Puma SE’s chief executive officer put a brave face on the coronavirus crisis in China, forecasting a 10 per cent gain in revenue this year.
“Long-term, this will not have an impact on our industry and our brand,” CEO Bjorn Gulden told journalists Wednesday. “Can we reach the guidance or not? We will do everything we can.” Puma shares surged as much as 9.5 per cent to a record, erasing a recent slide.
Rival sportswear maker Adidas AG painted a bleak picture, saying business in greater China dropped 85 per cent in the weeks since January 25. Puma’s Gulden looked past the gloom even as the company wrestles with store closures in a market that accounts for 13 per cent of its sales. Chinese authorities have taken drastic measures to contain an outbreak that has claimed more than 2,000 lives.
Chinese employers have encouraged people to stay home, shopping malls and restaurants are empty, and amusement parks and theatres are closed. Non-essential travel is all but forbidden.
Piral Dadhania, an analyst at RBC Capital Markets, said Puma’s surprising discounting of the virus in the early months of the year may point to a strong order book for the second and third quarters.
“Long-term, this will not have an impact on our industry and our brand. Can we reach the guidance or not? We will do everything we can.”– Puma CEO Bjorn Gulden
As many as 70 of Puma’s 110 stores there are closed and almost all franchises and partners have shut as well. Most of Puma’s local factories have restarted after a lengthened holiday break for the Lunar New Year, but they aren’t fully staffed yet as travel restrictions prevent workers from returning home, according to Gulden.
Many consumer goods companies point to e-commerce to sustain the effect of the store closures. Orders are in, according to Puma’s Gulden, but they can’t be fulfilled due to the travel restrictions.
Exporting from China has become “dramatically” easier over the past five days and most ports are open, Gulden said. The difficulty is getting permission to get trucks to go from factories to the ports.
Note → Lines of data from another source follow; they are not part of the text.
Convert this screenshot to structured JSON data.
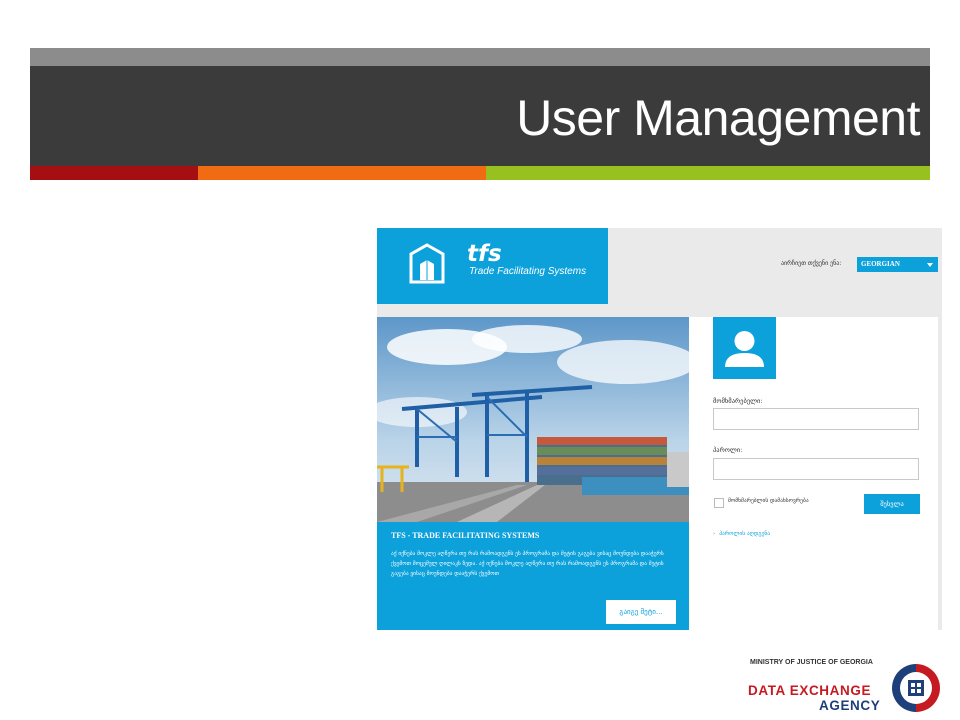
{
  "slide": {
    "title": "User Management",
    "colors": {
      "title_bar": "#3b3b3b",
      "title_top": "#8c8c8c",
      "accent_red": "#a50f11",
      "accent_orange": "#f06b12",
      "accent_green": "#96c11f"
    }
  },
  "screenshot": {
    "brand": {
      "name": "tfs",
      "subtitle": "Trade Facilitating Systems",
      "color": "#0ca1db"
    },
    "language": {
      "label": "აირჩიეთ თქვენი ენა:",
      "selected": "GEORGIAN"
    },
    "promo": {
      "title": "TFS - TRADE FACILITATING SYSTEMS",
      "body": "აქ იქნება მოკლე აღწერა თუ რას რამოადგენს ეს პროგრამა და მეტის გაგება ვისაც მოუნდება დააჭერს ქვემოთ მოცემულ ღილაკს ზედა. აქ იქნება მოკლე აღწერა თუ რას რამოადგენს ეს პროგრამა და მეტის გაგება ვისაც მოუნდება დააჭერს ქვემოთ",
      "more_label": "გაიგე მეტი..."
    },
    "login": {
      "username_label": "მომხმარებელი:",
      "username_value": "",
      "password_label": "პაროლი:",
      "password_value": "",
      "remember_label": "მომხმარებლის დამახსოვრება",
      "submit_label": "შესვლა",
      "forgot_label": "პაროლის აღდგენა"
    }
  },
  "footer": {
    "ministry": "MINISTRY OF JUSTICE OF GEORGIA",
    "agency_line1": "DATA EXCHANGE",
    "agency_line2": "AGENCY"
  }
}
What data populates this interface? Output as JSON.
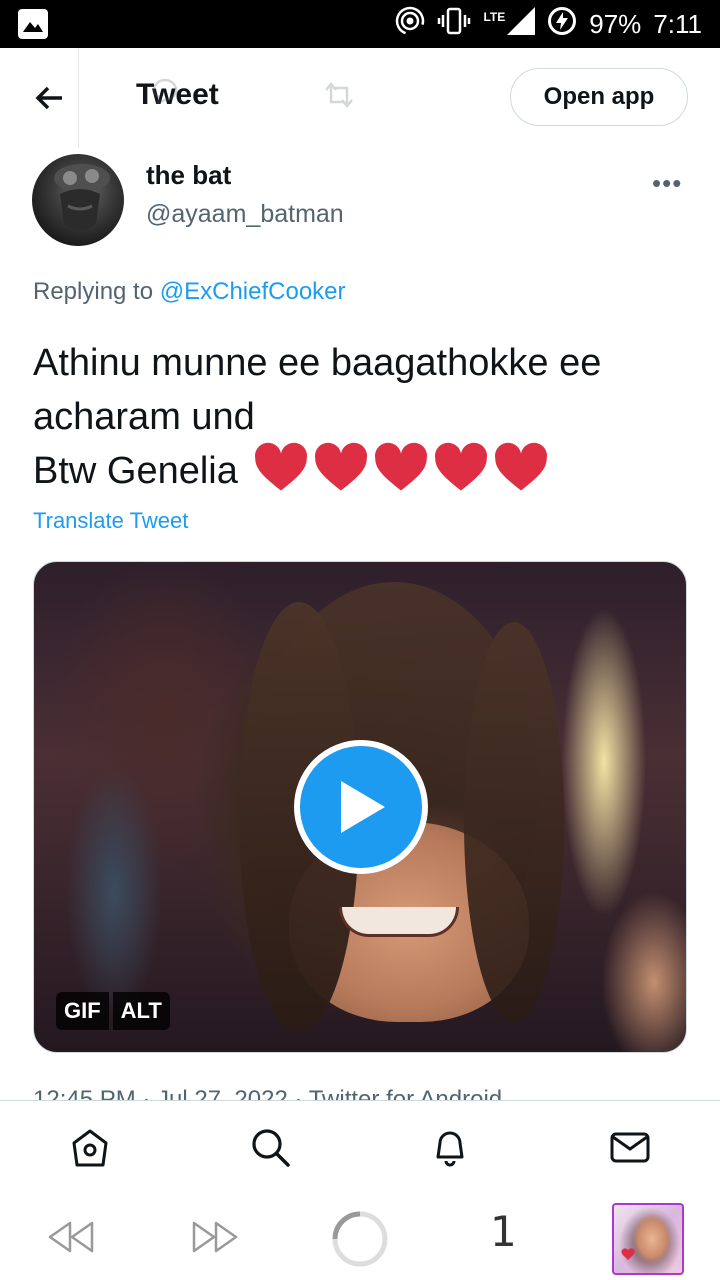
{
  "status_bar": {
    "battery": "97%",
    "time": "7:11",
    "network": "LTE"
  },
  "header": {
    "title": "Tweet",
    "open_app_label": "Open app"
  },
  "tweet": {
    "author": {
      "display_name": "the bat",
      "handle": "@ayaam_batman"
    },
    "more_label": "•••",
    "replying_prefix": "Replying to ",
    "replying_to": "@ExChiefCooker",
    "text_lines": [
      "Athinu munne ee baagathokke ee",
      "acharam und",
      "Btw Genelia"
    ],
    "heart_count": 5,
    "translate_label": "Translate Tweet",
    "media": {
      "badge_gif": "GIF",
      "badge_alt": "ALT"
    },
    "meta_text": "12:45 PM · Jul 27, 2022 · Twitter for Android"
  },
  "bottom_nav": {
    "items": [
      "home-icon",
      "search-icon",
      "notifications-icon",
      "messages-icon"
    ]
  },
  "browser_toolbar": {
    "tab_count": "1"
  },
  "colors": {
    "accent": "#1d9bf0",
    "text_primary": "#0f1419",
    "text_secondary": "#536471",
    "heart": "#dd2e44"
  }
}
Puma has pushed to re-open its own stores as soon as possible, even if there are no customers. That’s the case in Shanghai, where traffic is “very, very low” in Puma’s two open outlets, according to Gulden.
“We think it’s important to show that when you can open, you open,” he said.
Both Puma and Adidas pointed to weaker performance elsewhere in Asia. Adidas said in an email that it had observed some traffic declines in Japan and South Korea, but not “a major business impact.”
Adidas shares rose 1.8 per cent in Frankfurt. Before the virus hit, business had performed strongly in China, the company said.